The Spadone Project mission is to archive all of the available information about greatswords and preserve knowledge about these weapons, making it available to researchers.
TSP has collected and archived a huge number of sources about greatswords. More than 200 digital iconographic sources (prints, paintings, drawings, tapestries) and more than 300 written excerpts from books, documents and manuscripts, dating from the late 15th century to the half of 17th century.
TSP has located more than 500 greatswords around the world, distributed among more than 100 hosting structures, being them museums or private collections. Every sword documented with pictures gathered from the web.
TSP promotes the practical study of Iberian montante and Italian spadone, as well as other greatswords. This work is based on cross-checking many different historical fencing treatises and documents from the end of 15th century to the 17th century.
TSP benefits from the voluntary help of many people of the HEMA and reenactment web environment, who often report, send new sources or help with personal research confrontation. List them all would be difficult, but a special thanks goes to Marianna.
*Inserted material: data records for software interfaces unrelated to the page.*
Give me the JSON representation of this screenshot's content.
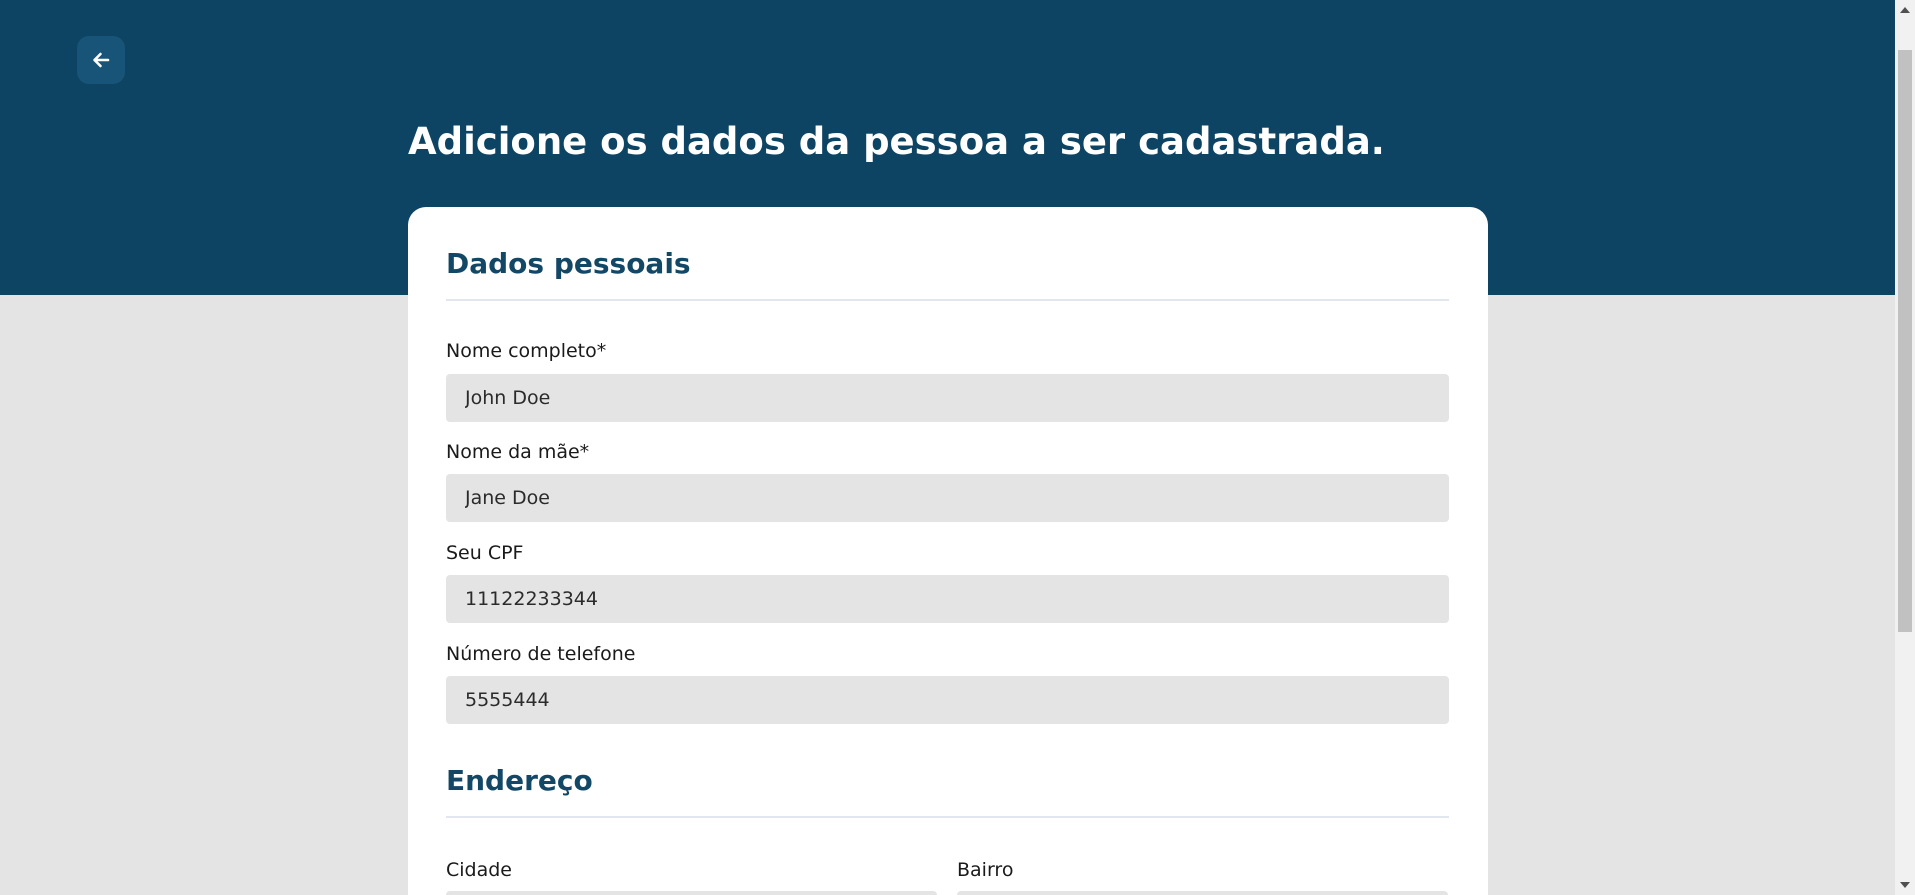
{
  "header": {
    "back_icon": "arrow-left-icon",
    "title": "Adicione os dados da pessoa a ser cadastrada."
  },
  "personal": {
    "section_title": "Dados pessoais",
    "full_name": {
      "label": "Nome completo*",
      "value": "John Doe"
    },
    "mother_name": {
      "label": "Nome da mãe*",
      "value": "Jane Doe"
    },
    "cpf": {
      "label": "Seu CPF",
      "value": "11122233344"
    },
    "phone": {
      "label": "Número de telefone",
      "value": "5555444"
    }
  },
  "address": {
    "section_title": "Endereço",
    "city": {
      "label": "Cidade",
      "value": ""
    },
    "neighborhood": {
      "label": "Bairro",
      "value": ""
    }
  },
  "colors": {
    "header_bg": "#0e4463",
    "section_title": "#134766",
    "input_bg": "#e4e4e4"
  }
}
Who I am
My name is Niccolò Menozzi, I’m an Italian Renaissance weapons and fashion passionate since ever. This passion started with Landsknechten during middle school.
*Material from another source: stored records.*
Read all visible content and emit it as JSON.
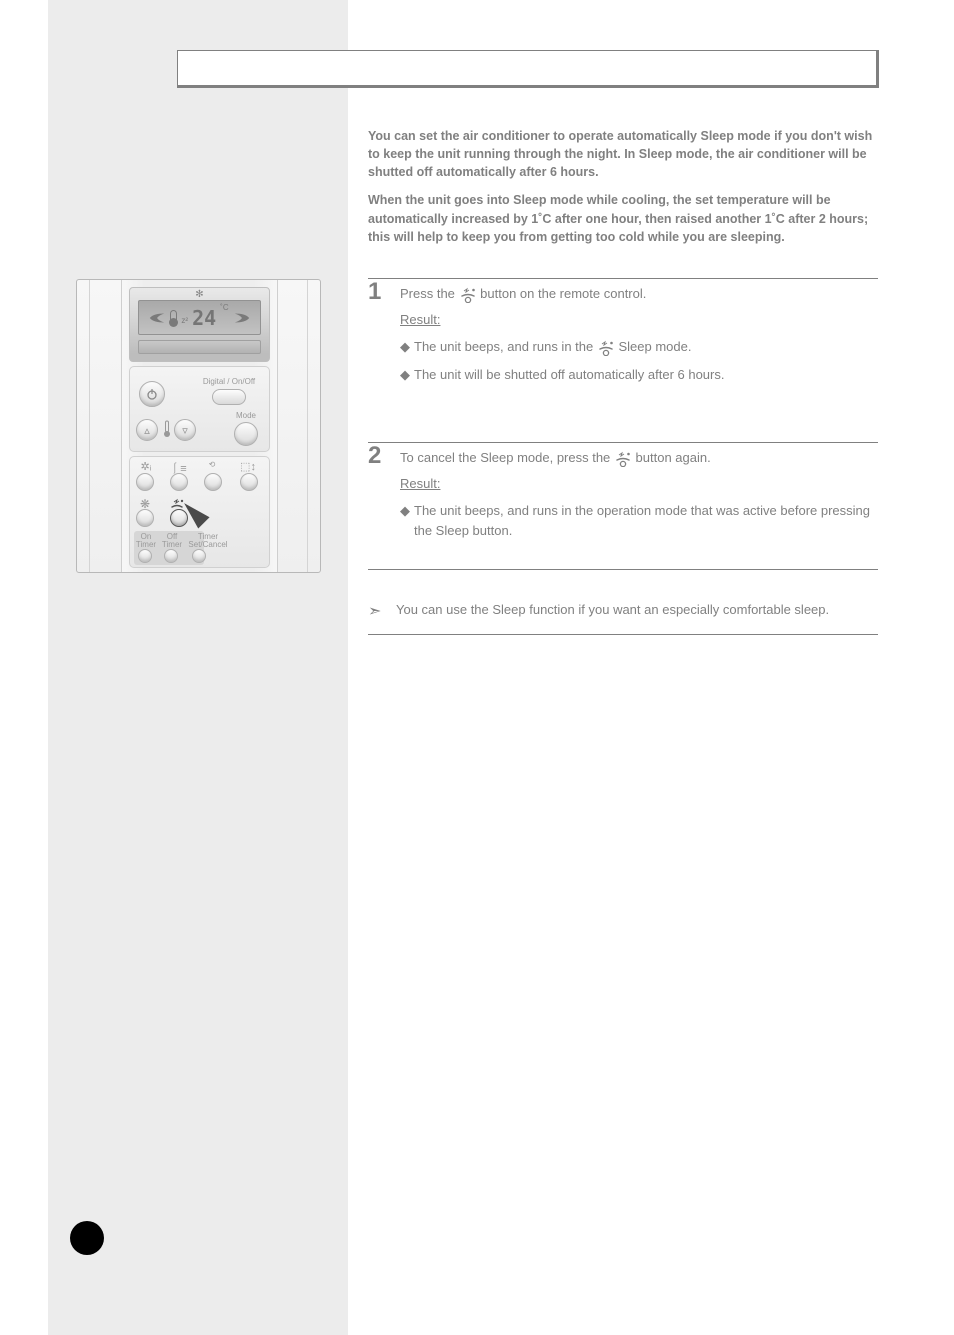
{
  "title": "",
  "intro": {
    "p1": "You can set the air conditioner to operate automatically Sleep mode if you don't wish to keep the unit running through the night. In Sleep mode, the air conditioner will be shutted off automatically after 6 hours.",
    "p2": "When the unit goes into Sleep mode while cooling, the set temperature will be automatically increased by 1˚C after one hour, then raised another 1˚C after 2 hours; this will help to keep you from getting too cold while you are sleeping."
  },
  "remote": {
    "display_temp": "24",
    "unit": "˚C",
    "labels": {
      "digital": "Digital / On/Off",
      "mode": "Mode",
      "on_timer": "On\nTimer",
      "off_timer": "Off\nTimer",
      "set_cancel": "Timer\nSet/Cancel"
    }
  },
  "steps": [
    {
      "num": "1",
      "lead_before": "Press the ",
      "lead_after": " button on the remote control.",
      "result_label": "Result:",
      "bullets": [
        {
          "txt_before": "The unit beeps, and runs in the ",
          "txt_after": " Sleep mode."
        },
        {
          "txt_before": "The unit will be shutted off automatically after 6 hours.",
          "txt_after": ""
        }
      ]
    },
    {
      "num": "2",
      "lead_before": "To cancel the Sleep mode, press the ",
      "lead_after": " button again.",
      "result_label": "Result:",
      "bullets": [
        {
          "txt_before": "The unit beeps, and runs in the operation mode that was active before pressing the Sleep button.",
          "txt_after": ""
        }
      ]
    }
  ],
  "footnote": {
    "symbol": "➣",
    "text": "You can use the Sleep function if you want an especially comfortable sleep."
  },
  "icon_names": {
    "sleep": "sleep-icon"
  },
  "page_number": ""
}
Currently I am a UX/UI designer working for my company Dreamonkey Srl, in Italy. I attended Politecnico di Milano, I have a degree in communication design and in life I deal with web apps and mobile apps design.
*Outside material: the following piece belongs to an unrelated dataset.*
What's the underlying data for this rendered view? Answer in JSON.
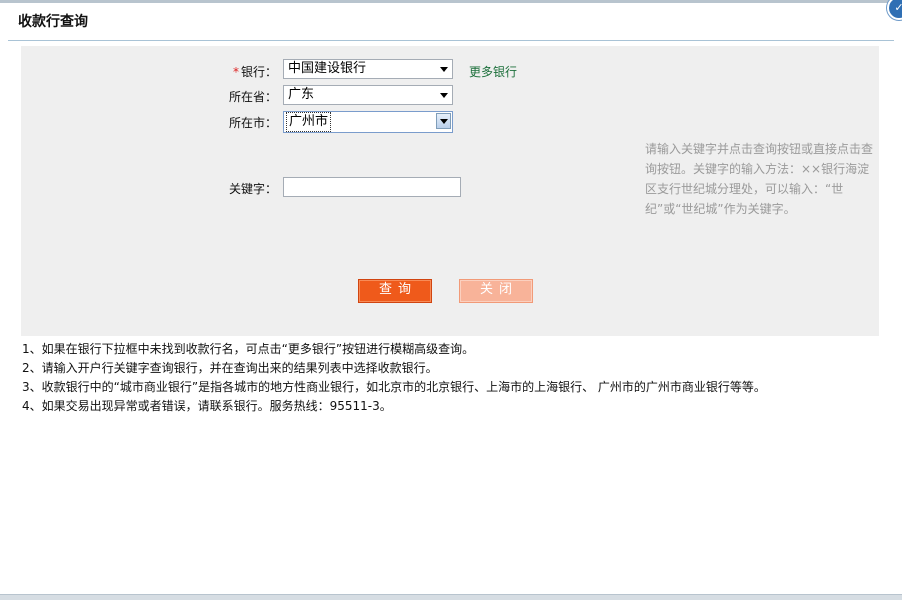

In my free time, among other things, I do HEMA (Historical European Martial Arts), I actively do historical research related to martial arts and Renaissance warfare and, since 2018, I am one of the coordinators behind Totentanz Tournament, the main Italian multiple weapon team tournament, in Reggio Emilia. I am a Wiktenauer contributor; among my uploading is the full transcription and English translation of Marc’Antonio Pagano’s Le tre giornate two handed sword chapter.
The background story behind TSP
In 2016 I discovered HEMA and began attending my current fencing club Compagnia de Le Due Maestà, in Reggio Emilia, where I still practice medieval fencing. The main source studied at the club is Flos Duellatorum by the Italian master Fiore dei Liberi, even though my personal interest in Renaissance is stronger.
In 2017 I decided to start studying Iberian montante by myself. I had discovered Diogo Gomes de Figueyredo‘s Memorial da prattica do montante some time earlier and I began practice his teachings helped by James Clark’s helpful Youtube video interpretations. During that time I had no montante but I was highly motivated, so I practiced just with my longsword Feder and a stick.
From that period on I stood consistent in my path and I carried forward four different initiatives: training, fencing techniques studies, iconographic collection and non-fencing written sources research. All of them still under continuous improvement and expansion.
In March 2018 I got my first montante steel trainer and I began to understand more about the mechanics of this wonderful and heavy weapon.
In September 2018 I opened my official Facebook page and I started publishing part of my researches.
In December 2018 I attended the International Montante Symposium, in Bielefeld. I have been the first Italian to attend this great greatsword (ahah) event and in that occasion I had the pleasure to meet in person some of the most relevant montante researchers of HEMA panorama, like Ton Puey, Jan Gosewinkel and two guys of III Montanteros, Sebastian Woxell and Emil Andersson.
Roughly in the same period and then occasionally when possible, I began to visit museums and collections as a guest around Italy, in order to collect pictures and stats from original swords. From then on I visited Doge’s Palace in Venice, the MAM in Brescia, Rocca Sforzesca in Imola, Museo Bardini in Florence, Museo delle Armi Antiche in San Marino and Monselice castle. The visits still go on when possible.
In August 2019 I started a cooperation with Zhistorica, the most active and known free web portal dedicated to history investigation, administrated by Gabriele Campagnano, for which I provide blog contents.
During 2019 the project reached more than 1500 followers on Facebook and nearly reached 2000 some months after, in 2020.
In March 2020 this website moved its first steps and now heads towards a bright future, hopefully.